# Items from an interface collection:
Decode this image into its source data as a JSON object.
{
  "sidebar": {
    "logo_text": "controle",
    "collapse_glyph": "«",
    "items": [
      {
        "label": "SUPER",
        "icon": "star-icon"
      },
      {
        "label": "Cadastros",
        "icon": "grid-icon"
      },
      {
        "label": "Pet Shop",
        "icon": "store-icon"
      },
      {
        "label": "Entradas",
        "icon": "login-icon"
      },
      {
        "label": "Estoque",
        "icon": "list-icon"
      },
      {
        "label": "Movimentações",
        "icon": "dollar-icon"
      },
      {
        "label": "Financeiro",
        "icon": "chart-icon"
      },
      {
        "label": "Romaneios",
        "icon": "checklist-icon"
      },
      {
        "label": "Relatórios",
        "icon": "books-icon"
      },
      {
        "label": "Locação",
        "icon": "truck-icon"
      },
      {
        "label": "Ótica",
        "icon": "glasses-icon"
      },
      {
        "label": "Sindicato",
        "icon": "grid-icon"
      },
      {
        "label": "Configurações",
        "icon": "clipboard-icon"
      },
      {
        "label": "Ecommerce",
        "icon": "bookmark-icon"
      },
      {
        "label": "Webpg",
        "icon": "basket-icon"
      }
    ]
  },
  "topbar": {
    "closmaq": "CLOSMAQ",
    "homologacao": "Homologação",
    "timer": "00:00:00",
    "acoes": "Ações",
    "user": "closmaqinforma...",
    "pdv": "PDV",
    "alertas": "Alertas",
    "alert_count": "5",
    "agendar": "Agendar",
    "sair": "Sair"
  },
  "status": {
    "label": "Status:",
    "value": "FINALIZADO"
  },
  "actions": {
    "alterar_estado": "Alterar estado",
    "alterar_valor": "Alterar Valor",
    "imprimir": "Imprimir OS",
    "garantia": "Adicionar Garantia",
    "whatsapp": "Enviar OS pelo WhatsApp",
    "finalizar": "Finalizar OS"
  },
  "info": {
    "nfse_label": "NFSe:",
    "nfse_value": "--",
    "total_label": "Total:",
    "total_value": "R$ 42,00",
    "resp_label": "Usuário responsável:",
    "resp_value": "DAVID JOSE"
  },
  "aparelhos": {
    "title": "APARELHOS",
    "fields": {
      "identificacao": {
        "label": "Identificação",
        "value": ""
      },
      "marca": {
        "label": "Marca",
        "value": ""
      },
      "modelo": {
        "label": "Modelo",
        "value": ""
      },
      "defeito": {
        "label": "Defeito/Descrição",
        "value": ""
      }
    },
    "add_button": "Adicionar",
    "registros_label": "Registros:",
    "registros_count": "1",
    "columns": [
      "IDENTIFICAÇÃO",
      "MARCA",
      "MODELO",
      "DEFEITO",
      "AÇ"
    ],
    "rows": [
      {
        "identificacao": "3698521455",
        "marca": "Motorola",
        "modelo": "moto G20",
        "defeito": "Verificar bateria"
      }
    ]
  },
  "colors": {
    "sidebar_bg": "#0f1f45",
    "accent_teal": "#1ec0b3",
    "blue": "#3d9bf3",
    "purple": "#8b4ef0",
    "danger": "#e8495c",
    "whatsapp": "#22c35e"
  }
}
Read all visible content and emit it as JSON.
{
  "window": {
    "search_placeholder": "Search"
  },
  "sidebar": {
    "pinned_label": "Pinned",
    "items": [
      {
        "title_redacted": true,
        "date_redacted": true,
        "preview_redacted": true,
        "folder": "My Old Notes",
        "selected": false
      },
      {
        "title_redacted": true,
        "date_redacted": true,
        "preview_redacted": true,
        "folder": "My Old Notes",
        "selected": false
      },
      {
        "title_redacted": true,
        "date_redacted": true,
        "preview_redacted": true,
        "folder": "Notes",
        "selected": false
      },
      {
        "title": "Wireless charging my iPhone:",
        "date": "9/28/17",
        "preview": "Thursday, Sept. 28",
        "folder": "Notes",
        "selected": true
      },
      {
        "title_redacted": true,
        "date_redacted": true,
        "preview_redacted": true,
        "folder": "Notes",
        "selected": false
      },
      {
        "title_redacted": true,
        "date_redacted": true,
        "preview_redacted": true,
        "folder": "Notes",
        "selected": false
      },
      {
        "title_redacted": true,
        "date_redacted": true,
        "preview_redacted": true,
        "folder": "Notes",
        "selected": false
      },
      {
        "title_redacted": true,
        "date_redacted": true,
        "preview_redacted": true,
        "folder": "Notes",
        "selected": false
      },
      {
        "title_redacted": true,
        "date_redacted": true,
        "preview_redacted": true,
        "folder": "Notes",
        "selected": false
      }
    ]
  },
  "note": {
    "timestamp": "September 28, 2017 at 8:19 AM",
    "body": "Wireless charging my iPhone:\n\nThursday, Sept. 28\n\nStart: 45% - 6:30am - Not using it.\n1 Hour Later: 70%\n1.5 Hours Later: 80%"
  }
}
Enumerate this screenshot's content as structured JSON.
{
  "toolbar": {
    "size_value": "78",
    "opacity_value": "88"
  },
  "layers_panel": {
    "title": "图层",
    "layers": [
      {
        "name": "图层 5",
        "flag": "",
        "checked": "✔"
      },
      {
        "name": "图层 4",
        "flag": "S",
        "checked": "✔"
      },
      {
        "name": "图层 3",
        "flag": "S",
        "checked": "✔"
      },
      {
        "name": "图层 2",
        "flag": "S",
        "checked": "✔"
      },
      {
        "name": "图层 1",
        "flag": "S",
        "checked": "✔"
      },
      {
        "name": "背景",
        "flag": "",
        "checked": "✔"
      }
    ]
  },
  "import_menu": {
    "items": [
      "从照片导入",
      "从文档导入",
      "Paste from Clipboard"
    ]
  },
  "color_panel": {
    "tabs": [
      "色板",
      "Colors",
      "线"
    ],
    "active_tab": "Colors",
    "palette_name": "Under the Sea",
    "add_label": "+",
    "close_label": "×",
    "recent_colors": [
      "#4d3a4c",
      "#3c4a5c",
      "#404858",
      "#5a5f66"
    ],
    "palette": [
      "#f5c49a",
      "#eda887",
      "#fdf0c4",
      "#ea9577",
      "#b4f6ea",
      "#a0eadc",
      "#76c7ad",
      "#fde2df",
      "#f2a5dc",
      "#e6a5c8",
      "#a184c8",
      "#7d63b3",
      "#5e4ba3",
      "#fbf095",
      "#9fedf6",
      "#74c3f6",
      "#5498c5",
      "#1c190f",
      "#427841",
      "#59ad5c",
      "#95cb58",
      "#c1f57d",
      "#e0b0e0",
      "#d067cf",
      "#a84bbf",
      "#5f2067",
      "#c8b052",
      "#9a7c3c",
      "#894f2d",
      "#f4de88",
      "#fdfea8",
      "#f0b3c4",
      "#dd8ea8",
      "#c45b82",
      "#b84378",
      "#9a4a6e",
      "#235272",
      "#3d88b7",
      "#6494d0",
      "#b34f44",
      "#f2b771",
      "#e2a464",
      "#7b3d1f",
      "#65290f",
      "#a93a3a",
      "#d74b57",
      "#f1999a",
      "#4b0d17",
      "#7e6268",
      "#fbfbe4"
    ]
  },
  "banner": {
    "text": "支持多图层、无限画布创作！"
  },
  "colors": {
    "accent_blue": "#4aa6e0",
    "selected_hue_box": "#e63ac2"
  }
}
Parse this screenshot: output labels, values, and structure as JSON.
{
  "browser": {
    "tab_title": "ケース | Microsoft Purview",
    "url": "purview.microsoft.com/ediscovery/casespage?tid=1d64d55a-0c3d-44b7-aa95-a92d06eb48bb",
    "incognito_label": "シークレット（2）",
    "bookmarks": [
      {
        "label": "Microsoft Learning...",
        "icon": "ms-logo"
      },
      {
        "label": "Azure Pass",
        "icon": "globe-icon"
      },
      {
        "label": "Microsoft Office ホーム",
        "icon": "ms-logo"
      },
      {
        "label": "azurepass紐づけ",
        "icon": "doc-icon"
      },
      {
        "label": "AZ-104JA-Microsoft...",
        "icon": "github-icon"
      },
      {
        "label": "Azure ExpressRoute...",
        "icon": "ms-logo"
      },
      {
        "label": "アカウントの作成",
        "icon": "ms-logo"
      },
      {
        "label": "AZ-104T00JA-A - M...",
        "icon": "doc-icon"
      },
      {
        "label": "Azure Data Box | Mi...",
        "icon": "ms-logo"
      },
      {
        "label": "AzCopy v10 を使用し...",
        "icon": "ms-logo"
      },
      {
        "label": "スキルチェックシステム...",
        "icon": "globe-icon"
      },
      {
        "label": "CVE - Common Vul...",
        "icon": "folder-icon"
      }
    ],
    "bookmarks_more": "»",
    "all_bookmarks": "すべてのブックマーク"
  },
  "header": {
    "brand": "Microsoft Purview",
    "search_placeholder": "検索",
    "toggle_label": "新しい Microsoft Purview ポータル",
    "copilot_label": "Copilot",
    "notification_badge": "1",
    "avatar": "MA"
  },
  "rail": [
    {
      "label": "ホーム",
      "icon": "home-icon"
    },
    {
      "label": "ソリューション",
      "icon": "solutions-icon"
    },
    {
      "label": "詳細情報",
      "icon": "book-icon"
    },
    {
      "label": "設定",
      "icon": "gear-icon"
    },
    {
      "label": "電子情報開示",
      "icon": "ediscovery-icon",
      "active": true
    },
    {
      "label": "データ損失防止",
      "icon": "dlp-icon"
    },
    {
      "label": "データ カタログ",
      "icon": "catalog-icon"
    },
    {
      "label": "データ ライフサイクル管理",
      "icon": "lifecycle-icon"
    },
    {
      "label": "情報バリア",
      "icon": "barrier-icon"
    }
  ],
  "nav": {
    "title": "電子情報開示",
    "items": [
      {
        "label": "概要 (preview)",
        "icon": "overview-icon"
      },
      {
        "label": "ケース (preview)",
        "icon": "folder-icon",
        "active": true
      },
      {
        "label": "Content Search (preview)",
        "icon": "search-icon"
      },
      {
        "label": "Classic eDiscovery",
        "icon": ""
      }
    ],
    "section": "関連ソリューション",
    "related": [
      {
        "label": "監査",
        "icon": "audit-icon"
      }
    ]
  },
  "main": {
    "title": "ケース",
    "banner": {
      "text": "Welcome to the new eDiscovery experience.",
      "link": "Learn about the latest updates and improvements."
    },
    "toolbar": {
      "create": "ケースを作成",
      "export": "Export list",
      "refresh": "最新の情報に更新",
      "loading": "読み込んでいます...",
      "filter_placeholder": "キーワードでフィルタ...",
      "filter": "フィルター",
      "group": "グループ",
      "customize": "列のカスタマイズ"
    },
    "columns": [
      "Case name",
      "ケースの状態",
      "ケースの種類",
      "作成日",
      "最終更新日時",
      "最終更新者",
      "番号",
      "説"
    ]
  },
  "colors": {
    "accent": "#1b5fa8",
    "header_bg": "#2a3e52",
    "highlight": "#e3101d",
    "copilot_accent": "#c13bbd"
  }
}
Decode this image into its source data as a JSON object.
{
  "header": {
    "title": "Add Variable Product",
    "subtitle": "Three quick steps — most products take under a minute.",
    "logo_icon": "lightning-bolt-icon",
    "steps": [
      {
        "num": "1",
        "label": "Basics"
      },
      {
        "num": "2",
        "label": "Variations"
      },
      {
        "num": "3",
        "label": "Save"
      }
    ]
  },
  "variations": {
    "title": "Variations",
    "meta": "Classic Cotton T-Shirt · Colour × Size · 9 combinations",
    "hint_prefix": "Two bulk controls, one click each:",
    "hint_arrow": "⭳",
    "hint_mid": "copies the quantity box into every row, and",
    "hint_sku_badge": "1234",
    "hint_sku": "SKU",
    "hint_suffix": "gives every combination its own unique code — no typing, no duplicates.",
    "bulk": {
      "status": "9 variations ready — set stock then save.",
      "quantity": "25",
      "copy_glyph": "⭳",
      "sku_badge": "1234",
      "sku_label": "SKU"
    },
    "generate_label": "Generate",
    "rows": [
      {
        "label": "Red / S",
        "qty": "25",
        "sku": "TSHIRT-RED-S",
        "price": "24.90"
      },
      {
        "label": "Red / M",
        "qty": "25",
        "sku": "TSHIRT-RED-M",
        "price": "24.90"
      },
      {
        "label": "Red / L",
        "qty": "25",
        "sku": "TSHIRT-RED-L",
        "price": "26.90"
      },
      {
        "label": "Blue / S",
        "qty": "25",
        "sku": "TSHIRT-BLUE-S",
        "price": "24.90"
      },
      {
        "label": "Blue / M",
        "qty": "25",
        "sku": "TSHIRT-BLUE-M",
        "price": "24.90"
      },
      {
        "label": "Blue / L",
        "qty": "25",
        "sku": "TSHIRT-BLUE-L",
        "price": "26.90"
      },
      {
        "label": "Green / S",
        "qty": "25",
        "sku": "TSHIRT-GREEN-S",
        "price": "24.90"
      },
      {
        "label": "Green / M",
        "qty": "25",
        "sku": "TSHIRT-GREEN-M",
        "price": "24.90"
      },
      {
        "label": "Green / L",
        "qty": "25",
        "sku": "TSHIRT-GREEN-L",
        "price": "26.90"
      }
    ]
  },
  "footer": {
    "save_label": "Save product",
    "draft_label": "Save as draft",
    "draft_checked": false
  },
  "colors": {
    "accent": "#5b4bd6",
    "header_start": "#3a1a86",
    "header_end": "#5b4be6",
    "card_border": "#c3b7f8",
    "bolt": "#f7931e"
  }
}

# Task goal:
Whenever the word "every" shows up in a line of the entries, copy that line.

# Answer space:
    "hint_mid": "copies the quantity box into every row, and",
    "hint_suffix": "gives every combination its own unique code — no typing, no duplicates.",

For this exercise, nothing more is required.